Data —

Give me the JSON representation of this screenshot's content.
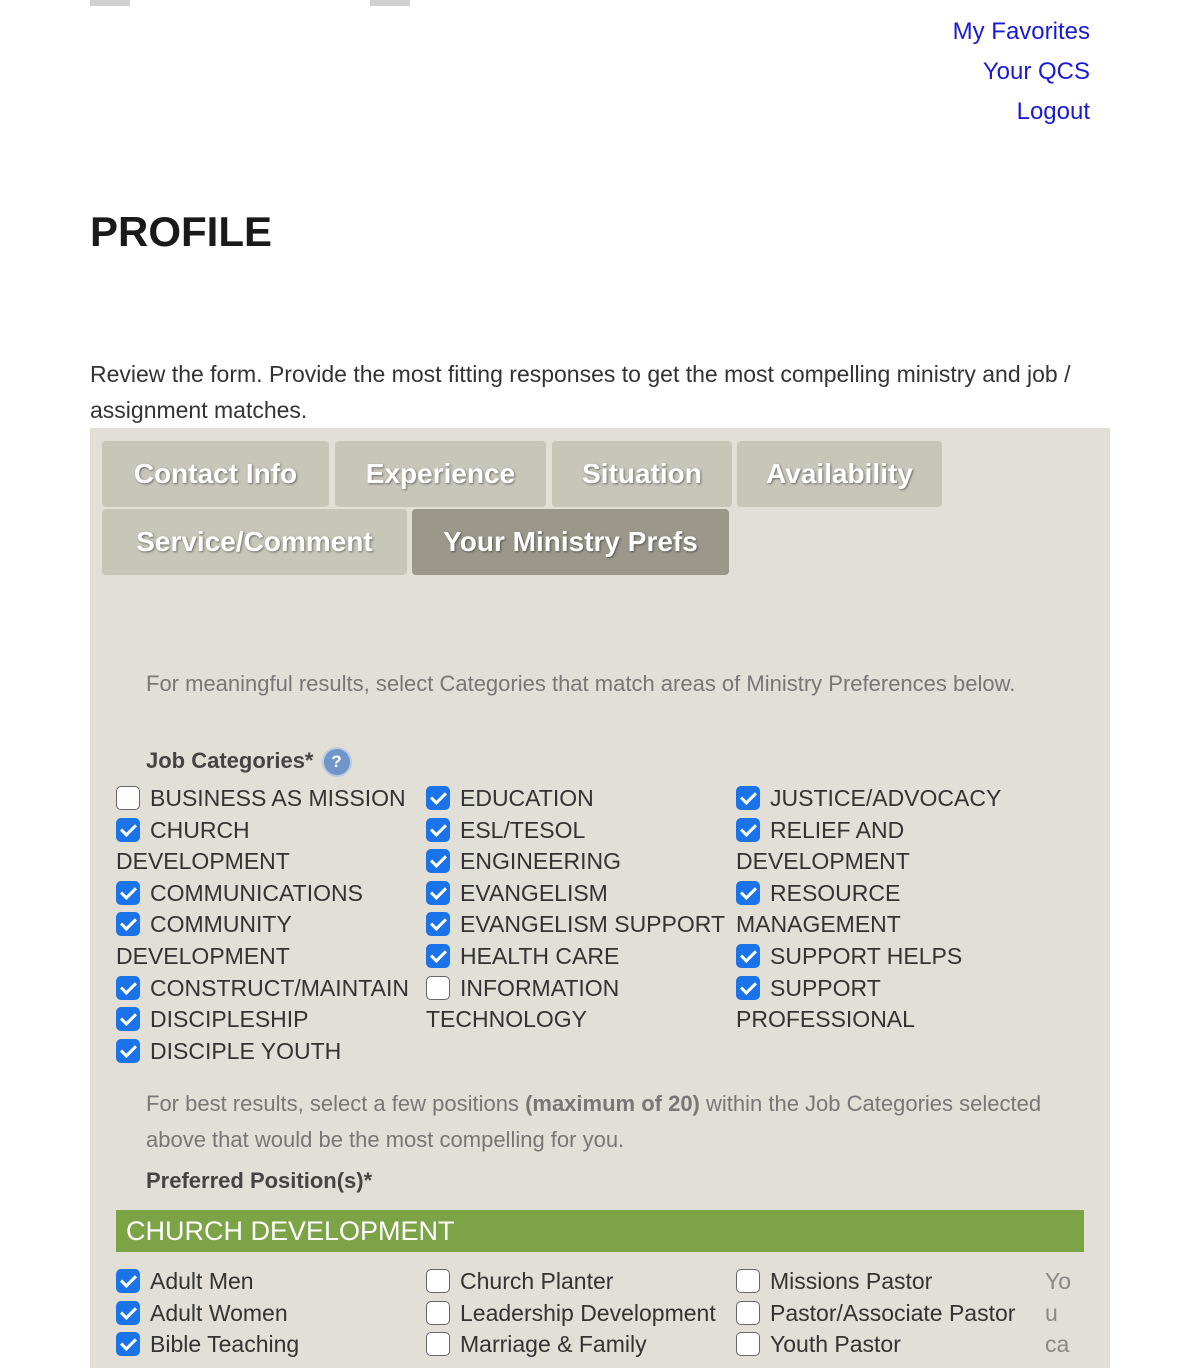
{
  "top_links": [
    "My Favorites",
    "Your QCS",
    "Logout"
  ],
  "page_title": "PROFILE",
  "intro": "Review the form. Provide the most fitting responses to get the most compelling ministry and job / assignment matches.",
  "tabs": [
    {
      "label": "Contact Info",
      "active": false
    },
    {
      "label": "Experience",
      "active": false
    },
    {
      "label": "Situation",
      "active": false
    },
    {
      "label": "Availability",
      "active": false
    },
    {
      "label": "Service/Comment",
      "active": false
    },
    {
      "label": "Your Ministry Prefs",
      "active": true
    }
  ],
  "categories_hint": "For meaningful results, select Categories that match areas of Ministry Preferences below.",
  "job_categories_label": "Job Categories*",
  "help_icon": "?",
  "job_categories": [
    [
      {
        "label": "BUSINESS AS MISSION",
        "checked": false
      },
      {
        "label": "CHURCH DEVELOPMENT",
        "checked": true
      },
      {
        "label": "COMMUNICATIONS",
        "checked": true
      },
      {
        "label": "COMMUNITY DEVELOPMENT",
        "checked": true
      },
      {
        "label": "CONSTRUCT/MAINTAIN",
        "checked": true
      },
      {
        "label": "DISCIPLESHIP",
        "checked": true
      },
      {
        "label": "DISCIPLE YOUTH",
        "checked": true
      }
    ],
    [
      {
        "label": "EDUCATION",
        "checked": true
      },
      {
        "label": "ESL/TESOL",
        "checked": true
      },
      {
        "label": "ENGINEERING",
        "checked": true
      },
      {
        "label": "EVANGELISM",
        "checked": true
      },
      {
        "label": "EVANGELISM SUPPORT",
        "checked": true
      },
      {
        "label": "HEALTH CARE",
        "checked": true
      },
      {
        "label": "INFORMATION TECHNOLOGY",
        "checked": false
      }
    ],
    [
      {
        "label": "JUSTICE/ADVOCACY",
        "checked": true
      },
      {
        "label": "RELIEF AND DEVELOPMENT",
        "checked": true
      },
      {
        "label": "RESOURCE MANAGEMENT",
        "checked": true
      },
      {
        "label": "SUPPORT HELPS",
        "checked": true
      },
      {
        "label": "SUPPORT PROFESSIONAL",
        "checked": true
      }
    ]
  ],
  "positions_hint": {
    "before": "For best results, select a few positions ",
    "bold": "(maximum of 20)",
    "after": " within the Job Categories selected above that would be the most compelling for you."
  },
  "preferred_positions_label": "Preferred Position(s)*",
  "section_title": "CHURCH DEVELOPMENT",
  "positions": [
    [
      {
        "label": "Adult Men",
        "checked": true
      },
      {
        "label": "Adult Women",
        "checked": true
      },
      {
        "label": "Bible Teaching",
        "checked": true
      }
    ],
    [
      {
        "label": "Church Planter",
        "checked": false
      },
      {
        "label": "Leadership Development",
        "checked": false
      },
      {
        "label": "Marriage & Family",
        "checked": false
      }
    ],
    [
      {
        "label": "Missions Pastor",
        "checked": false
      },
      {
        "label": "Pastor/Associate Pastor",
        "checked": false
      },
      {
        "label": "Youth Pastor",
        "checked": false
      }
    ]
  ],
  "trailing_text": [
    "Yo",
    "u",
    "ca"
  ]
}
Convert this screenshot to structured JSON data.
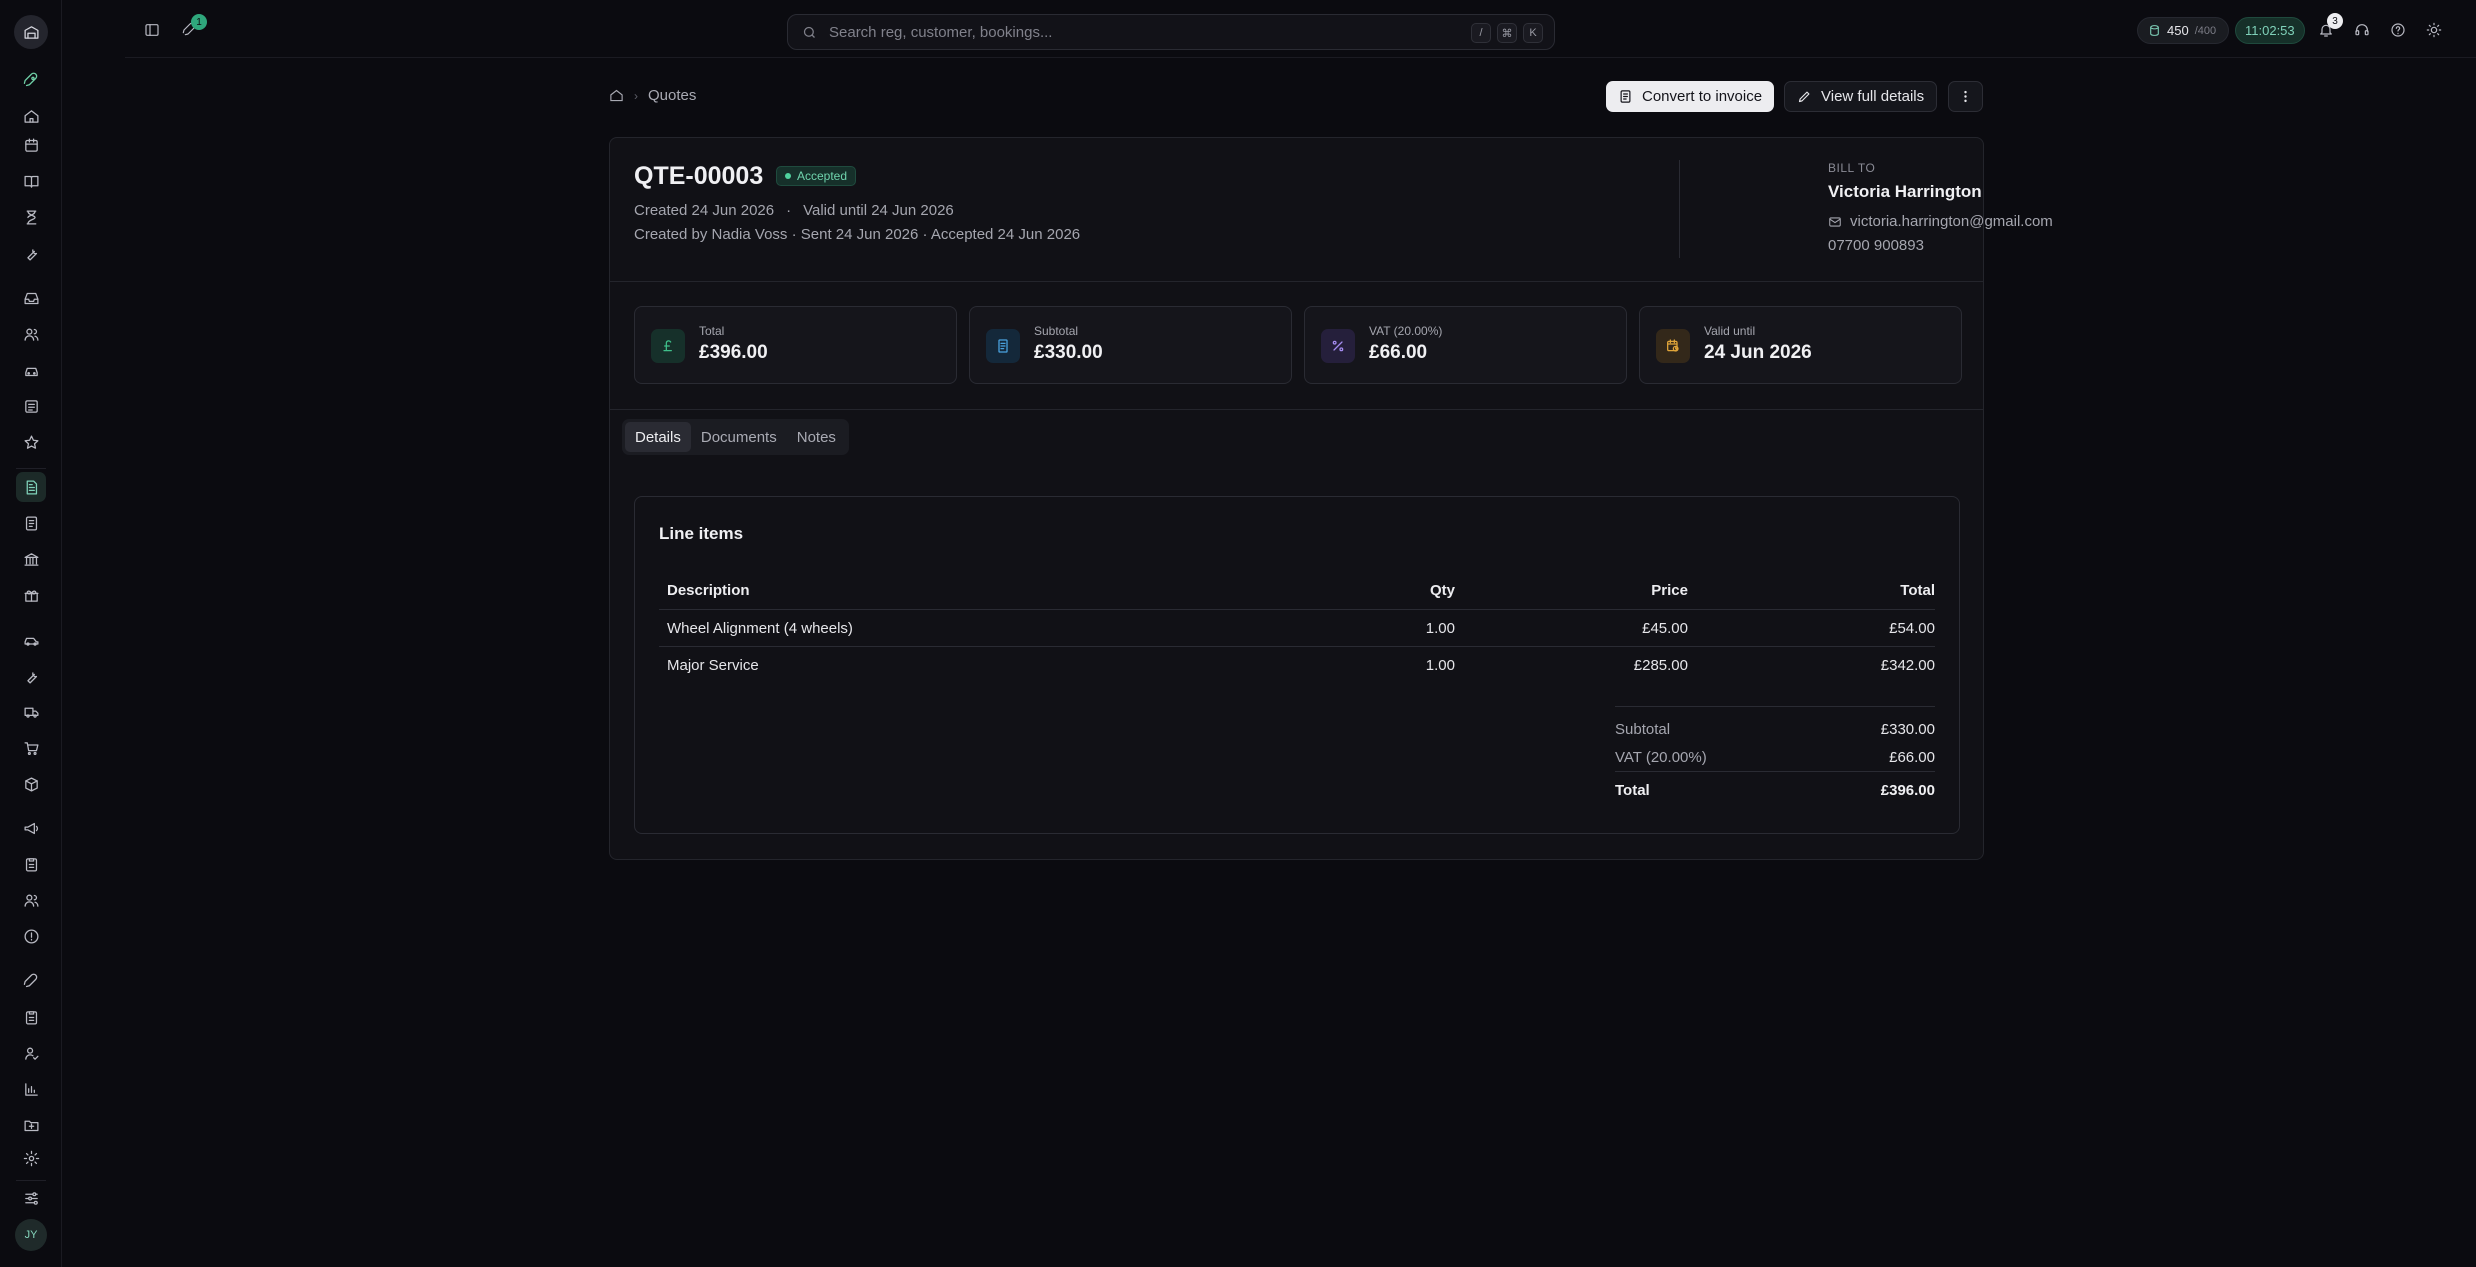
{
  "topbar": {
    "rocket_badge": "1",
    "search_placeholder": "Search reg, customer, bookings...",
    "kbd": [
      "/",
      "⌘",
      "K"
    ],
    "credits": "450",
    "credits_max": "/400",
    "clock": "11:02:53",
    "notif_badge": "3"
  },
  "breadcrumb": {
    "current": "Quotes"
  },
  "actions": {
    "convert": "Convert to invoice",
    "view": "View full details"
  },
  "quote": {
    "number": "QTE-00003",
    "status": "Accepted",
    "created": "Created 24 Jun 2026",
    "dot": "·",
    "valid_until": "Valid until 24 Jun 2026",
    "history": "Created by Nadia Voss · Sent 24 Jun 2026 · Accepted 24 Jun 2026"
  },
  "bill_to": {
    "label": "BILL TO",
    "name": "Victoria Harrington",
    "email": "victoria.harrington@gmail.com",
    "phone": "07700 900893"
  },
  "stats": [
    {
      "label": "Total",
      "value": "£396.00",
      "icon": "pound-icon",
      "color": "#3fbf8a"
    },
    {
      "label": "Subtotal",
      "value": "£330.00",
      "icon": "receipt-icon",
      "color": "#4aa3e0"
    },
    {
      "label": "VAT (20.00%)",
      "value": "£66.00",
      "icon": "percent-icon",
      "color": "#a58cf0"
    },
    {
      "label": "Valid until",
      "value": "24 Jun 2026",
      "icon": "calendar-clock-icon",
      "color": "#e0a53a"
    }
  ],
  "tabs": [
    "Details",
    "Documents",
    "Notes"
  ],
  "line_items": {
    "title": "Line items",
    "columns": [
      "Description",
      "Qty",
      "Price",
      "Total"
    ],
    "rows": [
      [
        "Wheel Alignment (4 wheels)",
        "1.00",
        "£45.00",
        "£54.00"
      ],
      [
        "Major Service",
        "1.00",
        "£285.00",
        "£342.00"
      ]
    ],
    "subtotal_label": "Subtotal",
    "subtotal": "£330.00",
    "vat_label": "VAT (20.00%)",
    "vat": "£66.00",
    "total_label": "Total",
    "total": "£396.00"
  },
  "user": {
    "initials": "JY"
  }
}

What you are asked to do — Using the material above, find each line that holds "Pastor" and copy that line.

Response to the task —
        "label": "Missions Pastor",
        "label": "Pastor/Associate Pastor",
        "label": "Youth Pastor",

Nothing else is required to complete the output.